I do frontend AngularJS work for a client in Portland. One of the things I really like about their setup is its test-friendliness. They use Grunt to watch the client-side files and run tests and re-compile everything automatically when a change is detected. Everything gets wiped from the “build” directory when the process starts, and a failing test or JSLint warning blocks the whole process. This renders the developer’s copy of the web app inaccessible until the issue is addressed. I’ve found I enjoy this particular workflow as I’m immediately made aware of when I write something that breaks the tests. It keeps me from building on top of broken foundations.
This weekend I decided I wanted to sharpen my C skills by writing a simple CLI utility to convert strings of hexadecimal to memorable phrases and back again. Since my intended use case was encoding and recovering 256-bit private keys, I wanted to take extra care to ensure correctness of output. So I set out with the intention of writing both unit and user acceptance tests using a TDD flow similar to the one I use in my AngularJS work.
One of the things I really like about C is its tininess. In light of this, and since I was just writing a small CLI utility to push bits around, I sought out the most minimal solution I could find. I decided to use MinUnit, which I modified a very little bit to more resemble KarmaJS‘s syntax:
This allowed me to write my test runner like this:
In all, I ended up writing 33 such tests. Running them was just a matter of compiling my
tests.c file and then executing the resulting binary. I put together the beginnings of a Makefile to help with compilation:
The last piece for me was getting something in place to watch the file system and then kick off
make tests and run the resulting binary. inotify-tools supplies a CLI utility called
inotifywait that allows one to listen for filesystem events and blocks until a filesystem event is seen. As luck would have it, I was able to install it under Ubuntu with
sudo apt-get install inotify-tools. I then wrote a script to take advantage of it:
The above script is pretty simple. It just defines a function called
run_tests that silently (
-s) runs the
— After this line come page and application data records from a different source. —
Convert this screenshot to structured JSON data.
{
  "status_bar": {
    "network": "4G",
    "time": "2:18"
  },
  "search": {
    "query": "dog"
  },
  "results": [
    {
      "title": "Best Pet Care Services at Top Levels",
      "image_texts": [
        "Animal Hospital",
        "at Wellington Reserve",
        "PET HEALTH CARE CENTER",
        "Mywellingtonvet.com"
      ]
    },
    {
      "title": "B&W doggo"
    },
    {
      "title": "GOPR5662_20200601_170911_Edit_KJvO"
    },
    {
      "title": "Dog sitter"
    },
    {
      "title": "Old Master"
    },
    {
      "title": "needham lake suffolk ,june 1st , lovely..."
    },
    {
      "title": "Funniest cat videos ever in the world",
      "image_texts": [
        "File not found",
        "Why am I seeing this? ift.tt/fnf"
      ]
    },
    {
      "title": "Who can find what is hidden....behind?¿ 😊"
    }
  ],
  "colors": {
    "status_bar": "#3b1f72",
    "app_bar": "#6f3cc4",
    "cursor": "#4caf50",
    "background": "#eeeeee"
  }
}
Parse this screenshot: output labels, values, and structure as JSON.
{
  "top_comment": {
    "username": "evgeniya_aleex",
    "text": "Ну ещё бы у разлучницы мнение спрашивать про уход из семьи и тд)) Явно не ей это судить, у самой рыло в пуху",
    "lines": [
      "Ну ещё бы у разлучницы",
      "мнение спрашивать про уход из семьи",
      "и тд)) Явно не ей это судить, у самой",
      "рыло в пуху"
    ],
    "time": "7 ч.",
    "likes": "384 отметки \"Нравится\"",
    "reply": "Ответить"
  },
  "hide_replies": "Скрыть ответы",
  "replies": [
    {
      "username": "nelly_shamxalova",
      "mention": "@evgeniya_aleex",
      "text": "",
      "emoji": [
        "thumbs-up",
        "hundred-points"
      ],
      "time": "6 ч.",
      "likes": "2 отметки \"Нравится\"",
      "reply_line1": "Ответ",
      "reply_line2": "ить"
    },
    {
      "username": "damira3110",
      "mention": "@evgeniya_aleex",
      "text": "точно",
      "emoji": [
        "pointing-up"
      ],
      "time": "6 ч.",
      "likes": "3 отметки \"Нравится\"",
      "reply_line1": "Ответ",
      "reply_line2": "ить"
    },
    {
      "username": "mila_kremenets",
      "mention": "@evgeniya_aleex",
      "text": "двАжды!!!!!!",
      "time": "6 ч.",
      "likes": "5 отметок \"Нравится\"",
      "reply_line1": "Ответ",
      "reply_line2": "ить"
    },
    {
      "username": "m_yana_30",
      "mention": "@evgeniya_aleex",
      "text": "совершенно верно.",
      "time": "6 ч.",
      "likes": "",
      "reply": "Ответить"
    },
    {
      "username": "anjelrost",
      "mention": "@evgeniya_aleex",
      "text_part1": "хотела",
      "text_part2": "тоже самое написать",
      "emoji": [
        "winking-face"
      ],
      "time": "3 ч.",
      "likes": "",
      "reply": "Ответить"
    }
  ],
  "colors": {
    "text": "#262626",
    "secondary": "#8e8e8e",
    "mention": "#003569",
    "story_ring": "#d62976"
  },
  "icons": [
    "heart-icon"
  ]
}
tests tasks in the Makefile I wrote, and then runs the
unit_tests binary produced. If I pass
-w as the first argument to the script, it clears the screen, runs the tests, and then waits until one of the
.h files in the project’s root is closed after being written to, and then repeats the whole process until the script is halted. If
inotifywait is not on the developer’s system, or if one is using something like Travis-CI to run tests, executing the script with no flags just runs the tests and exits.
Now that I had a solid workflow for my unit tests in place, it was time to put together my user acceptance tests. This proved to be pretty simple as well.
User Acceptance Tests
Since user acceptance tests are all about testing the whole system, first I updated my Makefile to allow building the project within a subdirectory:
Once I’d done that, I just put together a shell script to compile the utility into a subdirectory and check its output against what was expected.
I ended up writing four more tests using the same format as the example test shown above. With inotify-tools installed and the combination of C code and bash scripts outlined above, I had a pretty nice TDD workflow set up. The only issue was that sometimes
unit_tests.sh blocked each other by trying to access the same files at the same time. To resolve that issue, I wrote a third script to touch them off in serial:
With that, I had a reliable testing workflow that kept me constantly updated on whether my C code was passing its tests or not. It felt a lot like my AngularJS workflow, and it helped me catch a lot of bugs the moment I wrote them rather than further down the line.
Later on, I also added desktop notifications to show me my test output using notify-send, a CLI utility that comes installed with Ubuntu. You can take a look at the later copies of
unit_tests.sh on Github if you want to see how I did that.
Any questions or suggestions about my TDD setup? Comments are always welcome!
Addendum: Apparently I could have done without maintaining a list of function calls to my tests. That would have streamlined my workflow even further!
Addendum 2: As someone on reddit pointed out to me, there are already a number of TDD frameworks for C, not the least of which are Check and TAP. If you’re planning on building anything bigger than what I’ve built here, you may want to use something more substantial than what I came up with.